The proem to the poem of humanity
Was set against the backdrop of captivity,
Was cast with souls encumbered by profanity,
Was opened not with pomp but with nativity.
The word, the light, the lion-lamb, the majesty
Of heaven, holiness in his humility,
Appeared in righteousness to end the amnesty
And fix final salvation from futility.
The method of his advent seemed absurdity
To those who thought they knew the king’s priority,
Yet as the virgin held mortal eternity,
The world beheld the hope of our infirmity.
And all the damned ones shuddered as the surety
Of justice came in love to face depravity,
To bear the curse of sin and give security
That God will satisfy creation’s cavity.
So hope. His coming heralds a community
Where sin will not be suffered – there immunity
From falling from his presence. Perfect unity
Of love will lead to worship of triunity.
Photo by Joanna Kosinska on Unsplash
I don’t particularly enjoy discipline. In fact, I’m not sure anyone really enjoys discipline. But I’m incredibly thankful for God’s discipline in the lives of his people.
“I don’t have peace” may be four of the most frustrating, painful, and beautiful words you can say in the context of discerning God’s will for your life.
What draws people to fear? Continue reading
Their eyes now look to me.
I wonder what they see.
Do they detect the doubts and fears,
Perceive the weights, the hidden tears?
Or do they only see
A car’cature of me:
A man of wisdom, love, and care,
Firm in the faith and full of pray’r?
Lord, if they look to me,
Let me e’er look to thee.
Be evident in all I do
That they, through me, better see you.
Let me be all for thee,
More you and less of me,
A servant serving all around
That they in love would e’er abound.
Photo by Matthias on Unsplash
Have you ever noticed how often the New Testament authors addressed divisions within the church?
People struggle to respond to imperfect people.
James encourages Christians to “be quick to hear, slow to speak, slow to anger” (James 1:19). A brief scroll through the average believer’s social media feed may suggest that we as Christ followers struggle to apply James’s teaching. We can be quick to anger when we read something disagreeable, quick to speak our mind on the matter, and slow to truly hear any alternate or opposing position. Our passions appear to be very much at war within the body (James 4:1), and the casualties of war extend beyond the church to the lost world watching us fight.
Someone recently asked me to consider the topic of truth. Is truth subjective, different for every individual? Is truth objective, unaffected by our agreement or disagreement with it? Does truth lie somewhere between the two points, possessing both subjective and objective qualities? As I considered my friend’s question, one thought took precedence in my mind: I think we often confuse opinion with truth.
If faith is an assurance, a conviction,
Then what is faith: an object or an action?
And what makes faith, according to depiction,

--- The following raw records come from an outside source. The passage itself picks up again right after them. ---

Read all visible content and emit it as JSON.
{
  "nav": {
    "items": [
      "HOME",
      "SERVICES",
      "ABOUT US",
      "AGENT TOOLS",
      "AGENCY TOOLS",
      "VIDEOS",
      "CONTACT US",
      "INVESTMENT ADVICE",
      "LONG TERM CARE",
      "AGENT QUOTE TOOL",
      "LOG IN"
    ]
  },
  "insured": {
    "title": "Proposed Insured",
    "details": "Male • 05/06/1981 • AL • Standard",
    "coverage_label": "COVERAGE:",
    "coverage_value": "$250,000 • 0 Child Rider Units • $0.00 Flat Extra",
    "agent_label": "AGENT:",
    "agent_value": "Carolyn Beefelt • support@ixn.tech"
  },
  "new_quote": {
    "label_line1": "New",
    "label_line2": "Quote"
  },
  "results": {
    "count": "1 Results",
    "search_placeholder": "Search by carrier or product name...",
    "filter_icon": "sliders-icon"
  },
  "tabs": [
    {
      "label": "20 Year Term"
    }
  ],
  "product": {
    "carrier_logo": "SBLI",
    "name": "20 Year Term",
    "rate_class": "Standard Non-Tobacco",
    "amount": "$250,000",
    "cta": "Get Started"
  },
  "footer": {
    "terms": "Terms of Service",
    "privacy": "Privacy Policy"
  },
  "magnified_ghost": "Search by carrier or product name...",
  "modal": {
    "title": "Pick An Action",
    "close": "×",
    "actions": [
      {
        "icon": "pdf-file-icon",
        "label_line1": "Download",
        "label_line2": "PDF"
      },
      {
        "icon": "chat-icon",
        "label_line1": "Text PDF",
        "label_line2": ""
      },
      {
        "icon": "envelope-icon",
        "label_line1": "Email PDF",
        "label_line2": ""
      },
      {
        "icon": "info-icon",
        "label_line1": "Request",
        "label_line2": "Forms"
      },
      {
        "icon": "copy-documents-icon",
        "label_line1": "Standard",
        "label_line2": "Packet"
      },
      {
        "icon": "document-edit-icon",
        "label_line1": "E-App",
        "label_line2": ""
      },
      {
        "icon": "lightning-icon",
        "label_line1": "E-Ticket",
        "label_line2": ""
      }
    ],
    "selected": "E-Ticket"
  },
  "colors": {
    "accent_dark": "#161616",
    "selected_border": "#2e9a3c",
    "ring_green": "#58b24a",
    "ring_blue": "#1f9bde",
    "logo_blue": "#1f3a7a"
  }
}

The only hope for holy satisfaction?
In days of old, our fathers knew your glory
And, knowing you, knew better their own measure.
Believing you would write the better story,
They walked by faith, and they received your pleasure.
Perhaps, then, faith is more than merely hoping;
Tis certainty of forthcoming salvation.
E’en in our darkest days, we are not groping
But standing, grounded in a sure foundation.
Faith knows its master, loves and fears his being.
This God, invisible, faith’s eyes are seeing.